via which Joffe-Bouska recreates images
both from her past, and in her sculpture,
hybrids of those images incorporated with
copper, beading, wire and representations of
living creatures. ~
The colorful drawings of vegetation are
in a smaller format than normal, a concept
that according to the artist is designed to
“focus the viewer's attention in a manner
similar to the gardener's own attention to the
loffe-Bouska received a Bachelor of Arts
Degree from Clarke College in Iow^a and a
Master of Arts from Northern Illinois
The artist has had multiple exhibitions
various galleries such as Witter Gallery and
has work in several corporate collections >
including the Peed Corporation of Lincoln.
Teliza V. Rodriguez, director of the
Havdon Gallery’ said that the artist showed a
maturity only gained from years of experi
“You know maturity' when you see it: you
look at the artist’s work. It transcends just the E
technical quality',” Rodriguez said.
The musk
The semester is half over, so
in celebration of that milestone,
it's time for “The Best Albums
You Might Have Missed of the
Past Eight Weeks" (in no particu
lar order).
Frank Black & the Catholics
“Dog in the Sand” What Are
Frank Black will probably be
forever best known as the guy
from the Pixies, but with this
album, he's getting close to
releasing as many albums after
they broke up as he did with
The Catholics, essentially a
glorified session band, join
Frank for the third time on this
live, straight-to-two-track
recording that continues a pro
gression towards an alt-country
sound with punky and doo
woppy elements thrown in just
to maintain proper eclecticism
(and to make some cool songs,
Low “Things We Lost in the
Fire” Krankv
I reviewed this CD back
when it came out, so I’ll attempt
not to retread too much territory,
but this album is full of elements
that are worthy of repeating.
It is the band’s most sonically
diverse album to date. The tradi
tional acoustic guitar and echo
ing snare drums are there, but
there are more strings and other
percussion added to enrich the
quiet backbone.
It is easily their most accom
plished album, in terms of con
structing their Specteresque wall
of sound with their traditional
fragile/beautiful arrangements.
And in spite of its incredible
quality, it is their most accessible
album as well.
It keeps you suspended.
Arab Strap “The Red Thread"
rvi ici a iw u-ycdi du^ciiic
from Matador records (with the
help of Jetset). Aidan Moffat and
friends return with 10 songs
about love. Love in an Arab Strap
sense, of course.
Like Low, Arab Strap sacri
fices tradition in the name of
experimentation and turns the
volume and intensity up a bit on
this album. Although starting
out soft and sedated, the album
builds to a point where it could
maybe be considered noisy' (but
in a good way).
The traditional simple beats
with acoustic arpeggio leads are
there, as are Aidan’s spoken
vocals.

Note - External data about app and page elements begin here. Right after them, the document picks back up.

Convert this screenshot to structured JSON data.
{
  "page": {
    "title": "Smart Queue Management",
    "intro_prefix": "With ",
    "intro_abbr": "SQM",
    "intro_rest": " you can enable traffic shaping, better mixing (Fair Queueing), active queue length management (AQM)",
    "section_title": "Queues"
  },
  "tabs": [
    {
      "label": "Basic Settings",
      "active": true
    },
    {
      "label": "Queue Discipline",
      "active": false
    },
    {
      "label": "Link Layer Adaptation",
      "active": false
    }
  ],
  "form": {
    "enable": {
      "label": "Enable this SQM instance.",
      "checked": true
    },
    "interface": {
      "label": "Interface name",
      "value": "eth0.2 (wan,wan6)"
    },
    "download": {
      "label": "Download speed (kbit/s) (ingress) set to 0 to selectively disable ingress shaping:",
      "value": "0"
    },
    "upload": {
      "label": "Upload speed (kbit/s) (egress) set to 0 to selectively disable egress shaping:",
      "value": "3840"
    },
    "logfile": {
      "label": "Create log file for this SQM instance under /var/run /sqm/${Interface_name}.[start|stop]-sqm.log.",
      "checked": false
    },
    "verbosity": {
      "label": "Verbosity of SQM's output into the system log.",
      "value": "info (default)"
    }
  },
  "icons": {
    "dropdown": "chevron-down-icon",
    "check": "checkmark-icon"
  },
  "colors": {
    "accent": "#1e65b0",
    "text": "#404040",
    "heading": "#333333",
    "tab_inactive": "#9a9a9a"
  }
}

However, many songs •
feature much more prominent
electronic bloops and thumps in
the vein of “Cherubs," the stand
out track from last year’s
Elephant Shoe LR
And as always, pay attention
to the lyrics. They have that
“wow ... I wish I could have fig
ured out how to say that" quality'.
The New Year “Newness
Ends” Touch & Go
Matt and Bubba Kadane led
the band Bedhead up until 1998
when the band broke up. Having
several songs all dressed up with
nowhere to go, the brothers
recruited three new members,
called themselves The New Year
and essentially released what
would have been the fourth
Bedhead album.
Following a pattern, this
album is more upbeat and loud
er than a lot of what Bedhead
produced, but the quality is
there in full.